Collection entries
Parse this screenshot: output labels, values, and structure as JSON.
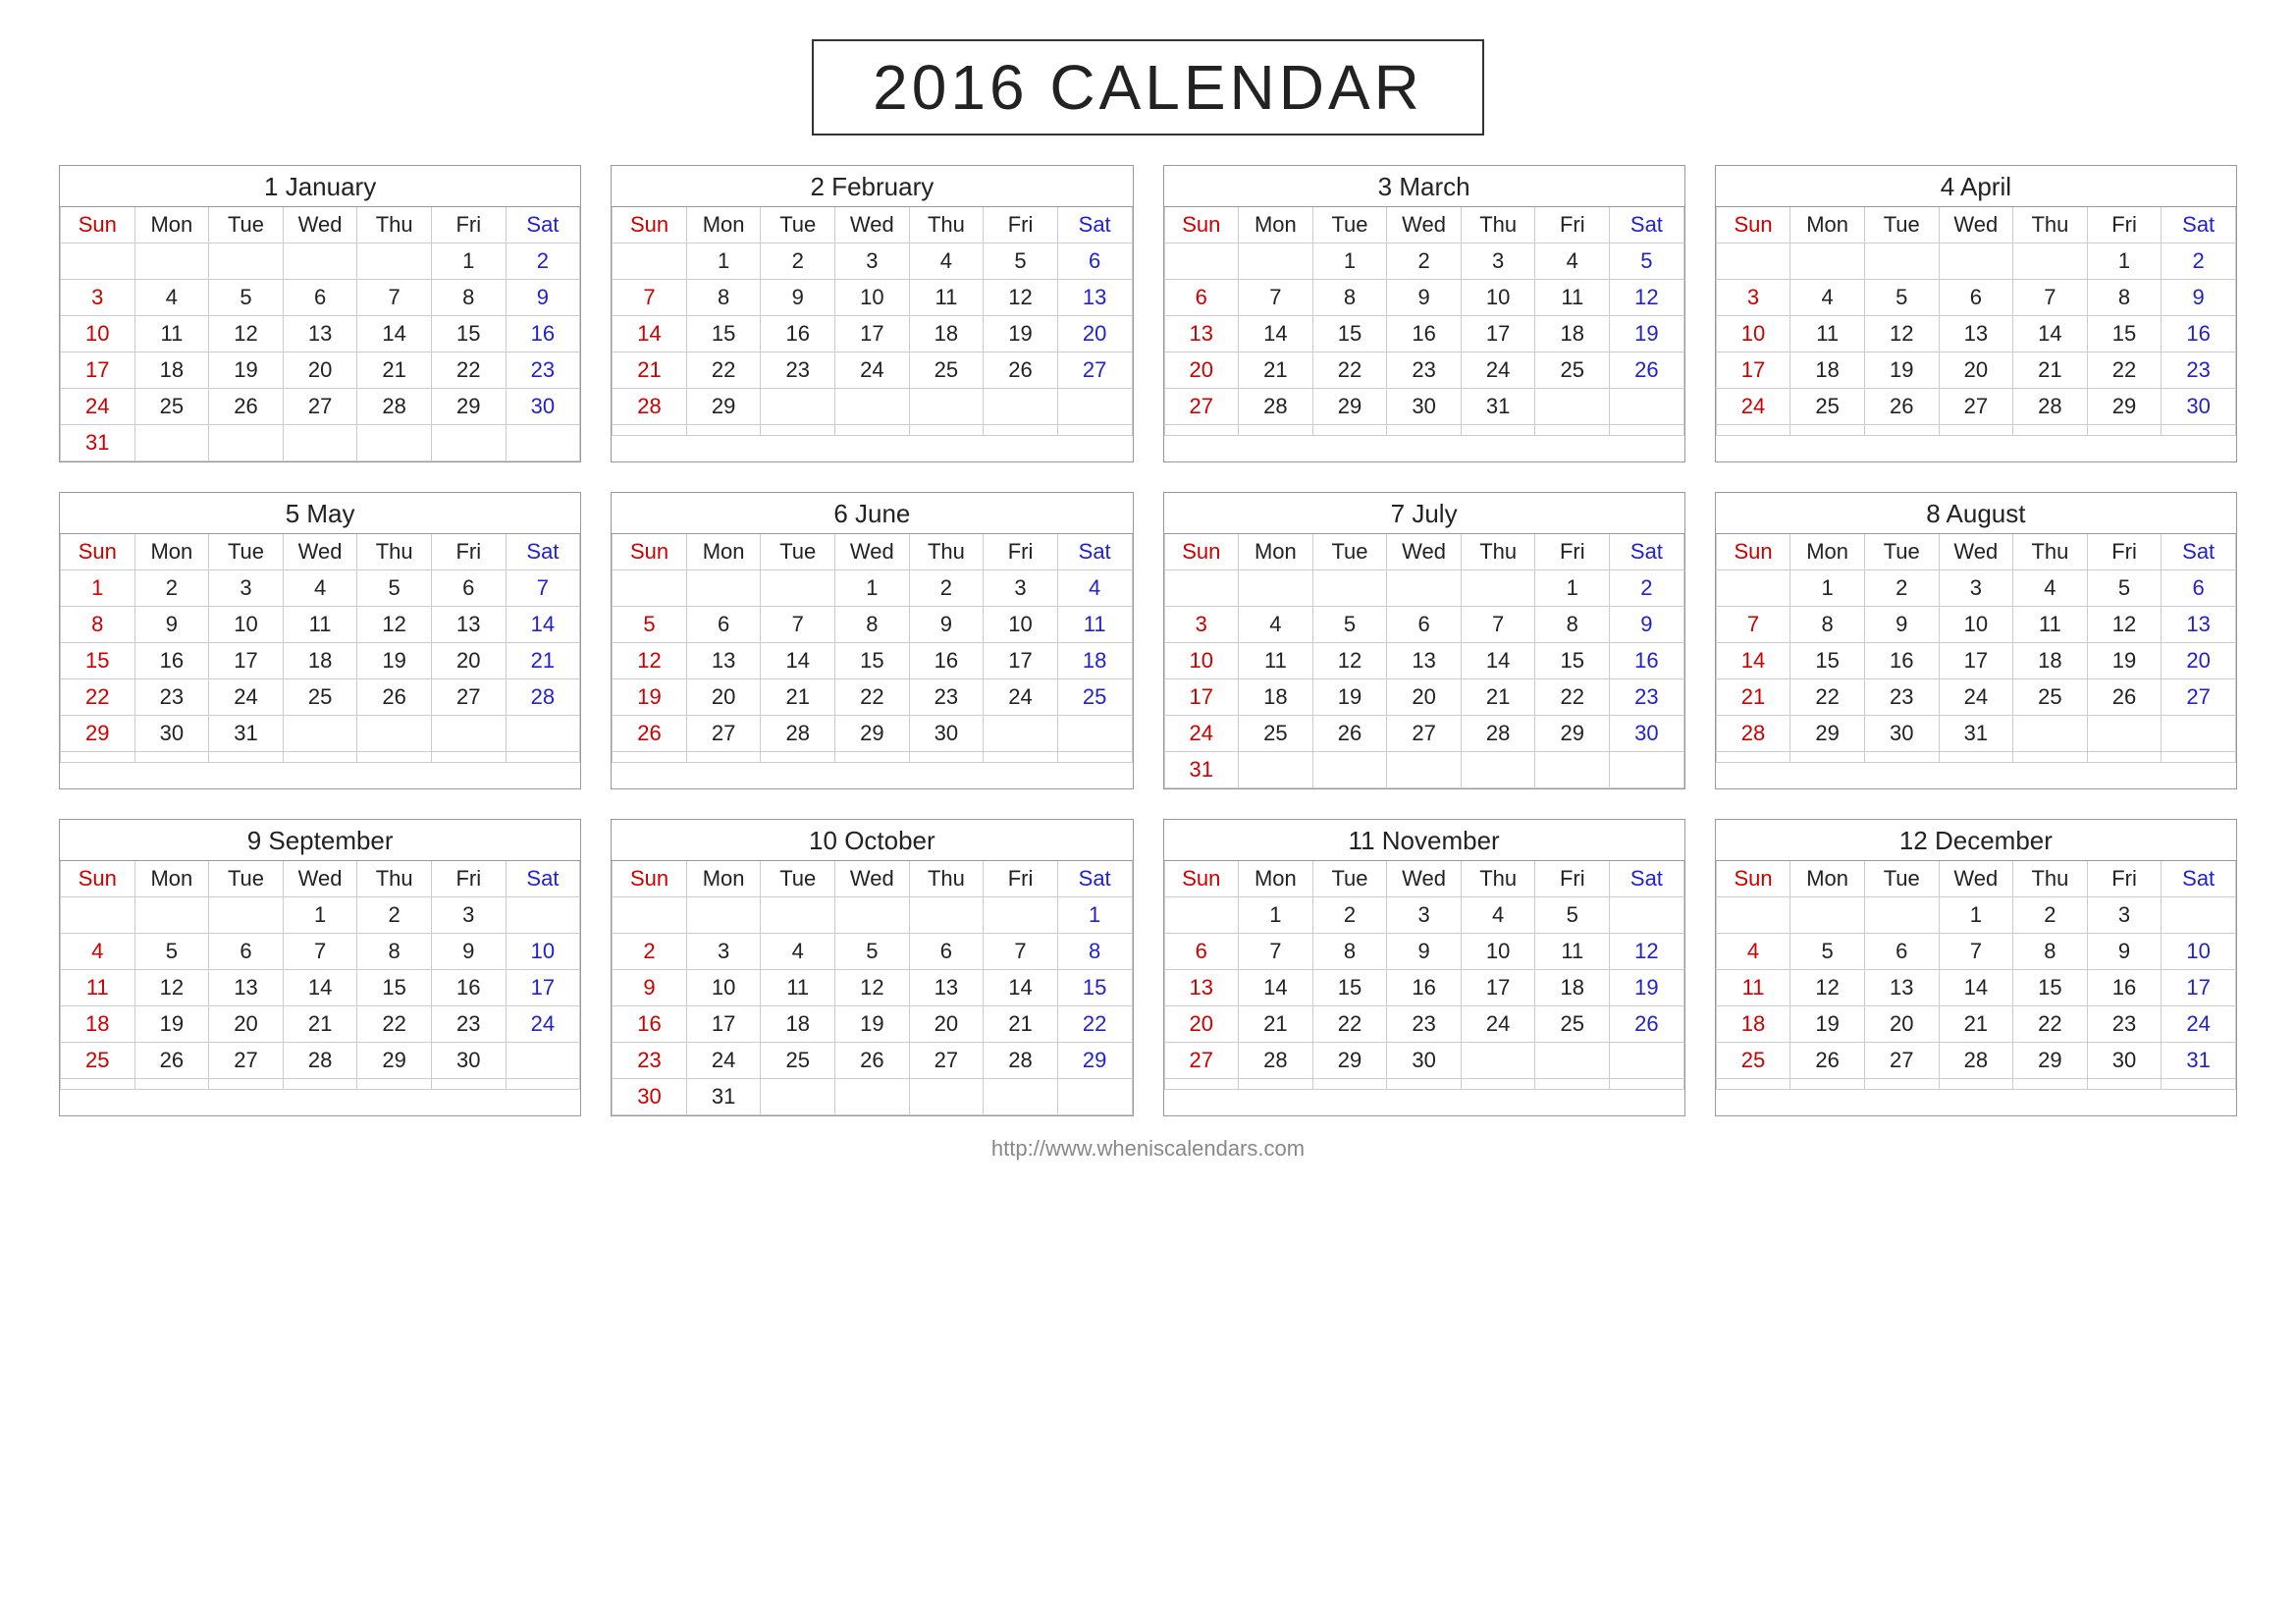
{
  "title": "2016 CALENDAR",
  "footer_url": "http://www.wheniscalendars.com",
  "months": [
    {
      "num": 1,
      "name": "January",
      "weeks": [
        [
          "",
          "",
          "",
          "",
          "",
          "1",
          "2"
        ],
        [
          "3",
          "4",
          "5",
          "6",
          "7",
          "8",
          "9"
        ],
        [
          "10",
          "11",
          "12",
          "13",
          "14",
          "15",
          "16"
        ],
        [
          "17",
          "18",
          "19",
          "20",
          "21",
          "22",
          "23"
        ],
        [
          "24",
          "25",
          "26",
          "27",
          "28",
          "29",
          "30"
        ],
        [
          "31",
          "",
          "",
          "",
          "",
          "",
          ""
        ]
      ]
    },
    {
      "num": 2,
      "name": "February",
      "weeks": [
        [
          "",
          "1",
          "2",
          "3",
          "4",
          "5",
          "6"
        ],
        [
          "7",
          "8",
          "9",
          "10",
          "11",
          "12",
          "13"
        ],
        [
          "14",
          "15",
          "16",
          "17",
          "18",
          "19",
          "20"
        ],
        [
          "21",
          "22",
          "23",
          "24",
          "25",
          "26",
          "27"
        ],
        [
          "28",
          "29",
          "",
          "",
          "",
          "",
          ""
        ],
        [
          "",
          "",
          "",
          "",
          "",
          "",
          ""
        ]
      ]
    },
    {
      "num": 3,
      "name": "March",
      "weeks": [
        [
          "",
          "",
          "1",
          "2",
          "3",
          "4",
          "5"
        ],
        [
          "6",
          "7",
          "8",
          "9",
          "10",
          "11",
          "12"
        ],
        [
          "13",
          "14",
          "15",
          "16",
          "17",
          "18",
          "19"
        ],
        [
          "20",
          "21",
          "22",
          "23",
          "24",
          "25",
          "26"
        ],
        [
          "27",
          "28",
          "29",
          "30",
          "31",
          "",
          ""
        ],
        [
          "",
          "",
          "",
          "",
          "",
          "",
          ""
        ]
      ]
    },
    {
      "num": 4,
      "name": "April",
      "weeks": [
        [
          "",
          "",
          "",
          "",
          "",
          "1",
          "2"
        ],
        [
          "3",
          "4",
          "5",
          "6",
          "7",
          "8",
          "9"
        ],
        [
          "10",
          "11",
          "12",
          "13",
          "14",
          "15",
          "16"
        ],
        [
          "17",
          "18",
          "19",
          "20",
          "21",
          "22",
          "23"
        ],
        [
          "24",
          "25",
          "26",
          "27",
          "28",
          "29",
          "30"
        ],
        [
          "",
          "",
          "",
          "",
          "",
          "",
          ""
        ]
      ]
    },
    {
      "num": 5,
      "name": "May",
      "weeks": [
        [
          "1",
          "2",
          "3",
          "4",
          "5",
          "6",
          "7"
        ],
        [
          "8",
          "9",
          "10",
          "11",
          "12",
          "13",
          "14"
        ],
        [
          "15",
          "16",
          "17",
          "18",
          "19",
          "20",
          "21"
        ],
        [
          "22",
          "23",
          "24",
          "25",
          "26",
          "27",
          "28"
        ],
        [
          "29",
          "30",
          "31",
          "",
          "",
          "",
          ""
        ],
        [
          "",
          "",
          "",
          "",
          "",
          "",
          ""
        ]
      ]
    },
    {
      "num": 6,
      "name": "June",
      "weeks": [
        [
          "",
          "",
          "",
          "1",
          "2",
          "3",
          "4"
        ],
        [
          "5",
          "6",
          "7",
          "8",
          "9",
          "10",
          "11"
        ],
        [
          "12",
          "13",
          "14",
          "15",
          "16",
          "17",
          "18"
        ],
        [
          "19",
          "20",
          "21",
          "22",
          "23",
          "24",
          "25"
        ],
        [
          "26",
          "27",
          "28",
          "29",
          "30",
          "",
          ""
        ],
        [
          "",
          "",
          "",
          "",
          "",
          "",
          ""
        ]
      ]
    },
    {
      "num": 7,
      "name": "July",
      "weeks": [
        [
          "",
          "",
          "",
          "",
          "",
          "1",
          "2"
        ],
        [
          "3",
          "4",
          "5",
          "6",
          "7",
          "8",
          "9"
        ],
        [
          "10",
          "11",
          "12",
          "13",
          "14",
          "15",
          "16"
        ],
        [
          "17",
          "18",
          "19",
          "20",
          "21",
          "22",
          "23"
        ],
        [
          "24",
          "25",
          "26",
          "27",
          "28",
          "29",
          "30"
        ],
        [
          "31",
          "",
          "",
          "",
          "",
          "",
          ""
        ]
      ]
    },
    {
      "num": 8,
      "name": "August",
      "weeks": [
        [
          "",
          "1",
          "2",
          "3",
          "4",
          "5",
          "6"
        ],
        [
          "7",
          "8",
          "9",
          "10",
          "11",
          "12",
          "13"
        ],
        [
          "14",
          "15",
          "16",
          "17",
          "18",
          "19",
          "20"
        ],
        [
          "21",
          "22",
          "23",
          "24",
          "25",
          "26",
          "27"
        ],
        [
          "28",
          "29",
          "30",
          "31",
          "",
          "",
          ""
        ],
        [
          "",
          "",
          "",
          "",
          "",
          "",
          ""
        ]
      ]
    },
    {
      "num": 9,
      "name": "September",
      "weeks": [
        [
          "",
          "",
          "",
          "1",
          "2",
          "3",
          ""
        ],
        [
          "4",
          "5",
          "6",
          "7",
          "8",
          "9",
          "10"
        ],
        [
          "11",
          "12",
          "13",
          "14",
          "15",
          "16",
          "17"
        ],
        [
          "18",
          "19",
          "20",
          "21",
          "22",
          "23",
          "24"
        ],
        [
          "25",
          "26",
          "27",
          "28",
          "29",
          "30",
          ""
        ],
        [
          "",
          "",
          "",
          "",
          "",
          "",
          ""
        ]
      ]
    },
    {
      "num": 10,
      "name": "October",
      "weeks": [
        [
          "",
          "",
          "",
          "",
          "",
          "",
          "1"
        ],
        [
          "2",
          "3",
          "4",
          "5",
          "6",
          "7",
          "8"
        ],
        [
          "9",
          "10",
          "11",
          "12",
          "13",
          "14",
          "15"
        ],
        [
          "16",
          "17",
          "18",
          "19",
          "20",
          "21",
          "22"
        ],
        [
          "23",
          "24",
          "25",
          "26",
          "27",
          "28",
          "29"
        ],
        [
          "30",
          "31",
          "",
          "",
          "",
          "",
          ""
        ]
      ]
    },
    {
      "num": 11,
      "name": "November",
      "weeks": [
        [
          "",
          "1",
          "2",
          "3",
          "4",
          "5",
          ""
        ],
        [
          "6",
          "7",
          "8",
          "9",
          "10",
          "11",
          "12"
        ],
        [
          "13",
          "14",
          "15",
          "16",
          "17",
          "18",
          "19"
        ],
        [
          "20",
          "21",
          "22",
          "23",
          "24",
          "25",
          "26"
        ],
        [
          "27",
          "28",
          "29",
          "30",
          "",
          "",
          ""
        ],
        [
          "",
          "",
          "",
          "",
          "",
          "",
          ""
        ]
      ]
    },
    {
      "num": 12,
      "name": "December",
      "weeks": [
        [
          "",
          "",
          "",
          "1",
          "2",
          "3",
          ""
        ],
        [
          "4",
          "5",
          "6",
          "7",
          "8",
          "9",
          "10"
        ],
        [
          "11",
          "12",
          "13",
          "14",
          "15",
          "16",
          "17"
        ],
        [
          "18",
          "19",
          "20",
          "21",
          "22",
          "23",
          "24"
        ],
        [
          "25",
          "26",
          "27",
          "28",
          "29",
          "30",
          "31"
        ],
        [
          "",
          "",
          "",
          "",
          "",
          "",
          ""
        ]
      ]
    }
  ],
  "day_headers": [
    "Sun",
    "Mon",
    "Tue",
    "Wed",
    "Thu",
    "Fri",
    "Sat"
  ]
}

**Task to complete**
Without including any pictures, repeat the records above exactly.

**Written response**
Parse this screenshot: output labels, values, and structure as JSON.
{
  "title": "2016 CALENDAR",
  "footer_url": "http://www.wheniscalendars.com",
  "months": [
    {
      "num": 1,
      "name": "January",
      "weeks": [
        [
          "",
          "",
          "",
          "",
          "",
          "1",
          "2"
        ],
        [
          "3",
          "4",
          "5",
          "6",
          "7",
          "8",
          "9"
        ],
        [
          "10",
          "11",
          "12",
          "13",
          "14",
          "15",
          "16"
        ],
        [
          "17",
          "18",
          "19",
          "20",
          "21",
          "22",
          "23"
        ],
        [
          "24",
          "25",
          "26",
          "27",
          "28",
          "29",
          "30"
        ],
        [
          "31",
          "",
          "",
          "",
          "",
          "",
          ""
        ]
      ]
    },
    {
      "num": 2,
      "name": "February",
      "weeks": [
        [
          "",
          "1",
          "2",
          "3",
          "4",
          "5",
          "6"
        ],
        [
          "7",
          "8",
          "9",
          "10",
          "11",
          "12",
          "13"
        ],
        [
          "14",
          "15",
          "16",
          "17",
          "18",
          "19",
          "20"
        ],
        [
          "21",
          "22",
          "23",
          "24",
          "25",
          "26",
          "27"
        ],
        [
          "28",
          "29",
          "",
          "",
          "",
          "",
          ""
        ],
        [
          "",
          "",
          "",
          "",
          "",
          "",
          ""
        ]
      ]
    },
    {
      "num": 3,
      "name": "March",
      "weeks": [
        [
          "",
          "",
          "1",
          "2",
          "3",
          "4",
          "5"
        ],
        [
          "6",
          "7",
          "8",
          "9",
          "10",
          "11",
          "12"
        ],
        [
          "13",
          "14",
          "15",
          "16",
          "17",
          "18",
          "19"
        ],
        [
          "20",
          "21",
          "22",
          "23",
          "24",
          "25",
          "26"
        ],
        [
          "27",
          "28",
          "29",
          "30",
          "31",
          "",
          ""
        ],
        [
          "",
          "",
          "",
          "",
          "",
          "",
          ""
        ]
      ]
    },
    {
      "num": 4,
      "name": "April",
      "weeks": [
        [
          "",
          "",
          "",
          "",
          "",
          "1",
          "2"
        ],
        [
          "3",
          "4",
          "5",
          "6",
          "7",
          "8",
          "9"
        ],
        [
          "10",
          "11",
          "12",
          "13",
          "14",
          "15",
          "16"
        ],
        [
          "17",
          "18",
          "19",
          "20",
          "21",
          "22",
          "23"
        ],
        [
          "24",
          "25",
          "26",
          "27",
          "28",
          "29",
          "30"
        ],
        [
          "",
          "",
          "",
          "",
          "",
          "",
          ""
        ]
      ]
    },
    {
      "num": 5,
      "name": "May",
      "weeks": [
        [
          "1",
          "2",
          "3",
          "4",
          "5",
          "6",
          "7"
        ],
        [
          "8",
          "9",
          "10",
          "11",
          "12",
          "13",
          "14"
        ],
        [
          "15",
          "16",
          "17",
          "18",
          "19",
          "20",
          "21"
        ],
        [
          "22",
          "23",
          "24",
          "25",
          "26",
          "27",
          "28"
        ],
        [
          "29",
          "30",
          "31",
          "",
          "",
          "",
          ""
        ],
        [
          "",
          "",
          "",
          "",
          "",
          "",
          ""
        ]
      ]
    },
    {
      "num": 6,
      "name": "June",
      "weeks": [
        [
          "",
          "",
          "",
          "1",
          "2",
          "3",
          "4"
        ],
        [
          "5",
          "6",
          "7",
          "8",
          "9",
          "10",
          "11"
        ],
        [
          "12",
          "13",
          "14",
          "15",
          "16",
          "17",
          "18"
        ],
        [
          "19",
          "20",
          "21",
          "22",
          "23",
          "24",
          "25"
        ],
        [
          "26",
          "27",
          "28",
          "29",
          "30",
          "",
          ""
        ],
        [
          "",
          "",
          "",
          "",
          "",
          "",
          ""
        ]
      ]
    },
    {
      "num": 7,
      "name": "July",
      "weeks": [
        [
          "",
          "",
          "",
          "",
          "",
          "1",
          "2"
        ],
        [
          "3",
          "4",
          "5",
          "6",
          "7",
          "8",
          "9"
        ],
        [
          "10",
          "11",
          "12",
          "13",
          "14",
          "15",
          "16"
        ],
        [
          "17",
          "18",
          "19",
          "20",
          "21",
          "22",
          "23"
        ],
        [
          "24",
          "25",
          "26",
          "27",
          "28",
          "29",
          "30"
        ],
        [
          "31",
          "",
          "",
          "",
          "",
          "",
          ""
        ]
      ]
    },
    {
      "num": 8,
      "name": "August",
      "weeks": [
        [
          "",
          "1",
          "2",
          "3",
          "4",
          "5",
          "6"
        ],
        [
          "7",
          "8",
          "9",
          "10",
          "11",
          "12",
          "13"
        ],
        [
          "14",
          "15",
          "16",
          "17",
          "18",
          "19",
          "20"
        ],
        [
          "21",
          "22",
          "23",
          "24",
          "25",
          "26",
          "27"
        ],
        [
          "28",
          "29",
          "30",
          "31",
          "",
          "",
          ""
        ],
        [
          "",
          "",
          "",
          "",
          "",
          "",
          ""
        ]
      ]
    },
    {
      "num": 9,
      "name": "September",
      "weeks": [
        [
          "",
          "",
          "",
          "1",
          "2",
          "3",
          ""
        ],
        [
          "4",
          "5",
          "6",
          "7",
          "8",
          "9",
          "10"
        ],
        [
          "11",
          "12",
          "13",
          "14",
          "15",
          "16",
          "17"
        ],
        [
          "18",
          "19",
          "20",
          "21",
          "22",
          "23",
          "24"
        ],
        [
          "25",
          "26",
          "27",
          "28",
          "29",
          "30",
          ""
        ],
        [
          "",
          "",
          "",
          "",
          "",
          "",
          ""
        ]
      ]
    },
    {
      "num": 10,
      "name": "October",
      "weeks": [
        [
          "",
          "",
          "",
          "",
          "",
          "",
          "1"
        ],
        [
          "2",
          "3",
          "4",
          "5",
          "6",
          "7",
          "8"
        ],
        [
          "9",
          "10",
          "11",
          "12",
          "13",
          "14",
          "15"
        ],
        [
          "16",
          "17",
          "18",
          "19",
          "20",
          "21",
          "22"
        ],
        [
          "23",
          "24",
          "25",
          "26",
          "27",
          "28",
          "29"
        ],
        [
          "30",
          "31",
          "",
          "",
          "",
          "",
          ""
        ]
      ]
    },
    {
      "num": 11,
      "name": "November",
      "weeks": [
        [
          "",
          "1",
          "2",
          "3",
          "4",
          "5",
          ""
        ],
        [
          "6",
          "7",
          "8",
          "9",
          "10",
          "11",
          "12"
        ],
        [
          "13",
          "14",
          "15",
          "16",
          "17",
          "18",
          "19"
        ],
        [
          "20",
          "21",
          "22",
          "23",
          "24",
          "25",
          "26"
        ],
        [
          "27",
          "28",
          "29",
          "30",
          "",
          "",
          ""
        ],
        [
          "",
          "",
          "",
          "",
          "",
          "",
          ""
        ]
      ]
    },
    {
      "num": 12,
      "name": "December",
      "weeks": [
        [
          "",
          "",
          "",
          "1",
          "2",
          "3",
          ""
        ],
        [
          "4",
          "5",
          "6",
          "7",
          "8",
          "9",
          "10"
        ],
        [
          "11",
          "12",
          "13",
          "14",
          "15",
          "16",
          "17"
        ],
        [
          "18",
          "19",
          "20",
          "21",
          "22",
          "23",
          "24"
        ],
        [
          "25",
          "26",
          "27",
          "28",
          "29",
          "30",
          "31"
        ],
        [
          "",
          "",
          "",
          "",
          "",
          "",
          ""
        ]
      ]
    }
  ],
  "day_headers": [
    "Sun",
    "Mon",
    "Tue",
    "Wed",
    "Thu",
    "Fri",
    "Sat"
  ]
}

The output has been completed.